▶ Aim of the exercise: Leave out the images and repeat every entry below exactly.
------------
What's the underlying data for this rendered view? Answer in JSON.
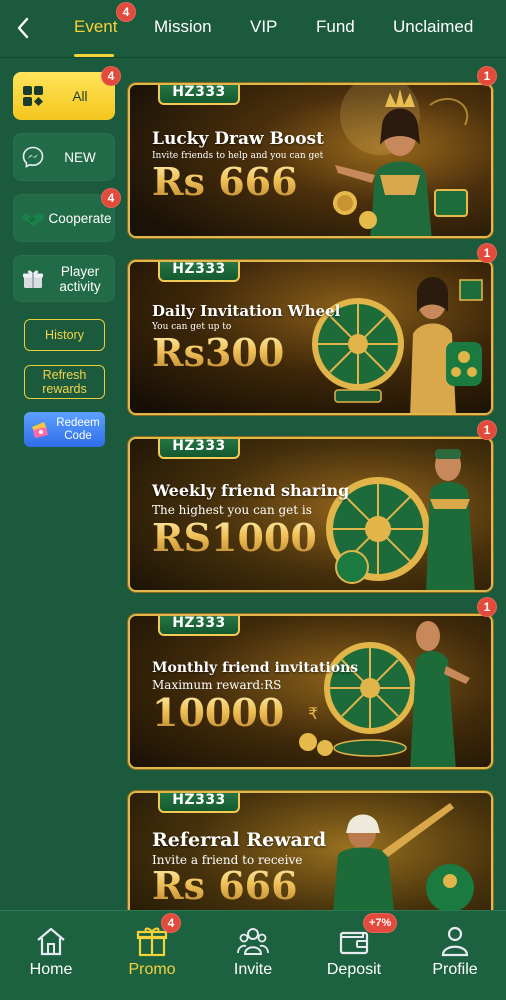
{
  "top_nav": {
    "tabs": [
      {
        "label": "Event",
        "badge": "4",
        "active": true
      },
      {
        "label": "Mission"
      },
      {
        "label": "VIP"
      },
      {
        "label": "Fund"
      },
      {
        "label": "Unclaimed"
      }
    ]
  },
  "sidebar": {
    "items": [
      {
        "label": "All",
        "badge": "4",
        "active": true,
        "icon": "grid-icon"
      },
      {
        "label": "NEW",
        "icon": "messenger-icon"
      },
      {
        "label": "Cooperate",
        "badge": "4",
        "icon": "handshake-icon"
      },
      {
        "label": "Player activity",
        "icon": "gift-icon"
      }
    ],
    "history_label": "History",
    "refresh_label": "Refresh rewards",
    "redeem_label": "Redeem Code"
  },
  "banners": [
    {
      "logo": "HZ333",
      "title": "Lucky Draw Boost",
      "subtitle": "Invite friends to help and you can get",
      "amount": "Rs 666",
      "badge": "1"
    },
    {
      "logo": "HZ333",
      "title": "Daily Invitation Wheel",
      "subtitle": "You can get up to",
      "amount": "Rs300",
      "badge": "1"
    },
    {
      "logo": "HZ333",
      "title": "Weekly friend sharing",
      "subtitle": "The highest you can get is",
      "amount": "RS1000",
      "badge": "1"
    },
    {
      "logo": "HZ333",
      "title": "Monthly friend invitations",
      "subtitle": "Maximum reward:RS",
      "amount": "10000",
      "badge": "1"
    },
    {
      "logo": "HZ333",
      "title": "Referral Reward",
      "subtitle": "Invite a friend to receive",
      "amount": "Rs 666"
    }
  ],
  "bottom_nav": {
    "items": [
      {
        "label": "Home",
        "icon": "home-icon"
      },
      {
        "label": "Promo",
        "badge": "4",
        "active": true,
        "icon": "gift-box-icon"
      },
      {
        "label": "Invite",
        "icon": "people-icon"
      },
      {
        "label": "Deposit",
        "badge": "+7%",
        "icon": "wallet-icon"
      },
      {
        "label": "Profile",
        "icon": "person-icon"
      }
    ]
  },
  "colors": {
    "background": "#1b5a3c",
    "accent": "#f5d23a",
    "badge": "#e24a3b",
    "banner_border": "#e2b84a"
  }
}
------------
▶ Response area:
What's the underlying data for this rendered view? Answer in JSON.
{
  "top_nav": {
    "tabs": [
      {
        "label": "Event",
        "badge": "4",
        "active": true
      },
      {
        "label": "Mission"
      },
      {
        "label": "VIP"
      },
      {
        "label": "Fund"
      },
      {
        "label": "Unclaimed"
      }
    ]
  },
  "sidebar": {
    "items": [
      {
        "label": "All",
        "badge": "4",
        "active": true,
        "icon": "grid-icon"
      },
      {
        "label": "NEW",
        "icon": "messenger-icon"
      },
      {
        "label": "Cooperate",
        "badge": "4",
        "icon": "handshake-icon"
      },
      {
        "label": "Player activity",
        "icon": "gift-icon"
      }
    ],
    "history_label": "History",
    "refresh_label": "Refresh rewards",
    "redeem_label": "Redeem Code"
  },
  "banners": [
    {
      "logo": "HZ333",
      "title": "Lucky Draw Boost",
      "subtitle": "Invite friends to help and you can get",
      "amount": "Rs 666",
      "badge": "1"
    },
    {
      "logo": "HZ333",
      "title": "Daily Invitation Wheel",
      "subtitle": "You can get up to",
      "amount": "Rs300",
      "badge": "1"
    },
    {
      "logo": "HZ333",
      "title": "Weekly friend sharing",
      "subtitle": "The highest you can get is",
      "amount": "RS1000",
      "badge": "1"
    },
    {
      "logo": "HZ333",
      "title": "Monthly friend invitations",
      "subtitle": "Maximum reward:RS",
      "amount": "10000",
      "badge": "1"
    },
    {
      "logo": "HZ333",
      "title": "Referral Reward",
      "subtitle": "Invite a friend to receive",
      "amount": "Rs 666"
    }
  ],
  "bottom_nav": {
    "items": [
      {
        "label": "Home",
        "icon": "home-icon"
      },
      {
        "label": "Promo",
        "badge": "4",
        "active": true,
        "icon": "gift-box-icon"
      },
      {
        "label": "Invite",
        "icon": "people-icon"
      },
      {
        "label": "Deposit",
        "badge": "+7%",
        "icon": "wallet-icon"
      },
      {
        "label": "Profile",
        "icon": "person-icon"
      }
    ]
  },
  "colors": {
    "background": "#1b5a3c",
    "accent": "#f5d23a",
    "badge": "#e24a3b",
    "banner_border": "#e2b84a"
  }
}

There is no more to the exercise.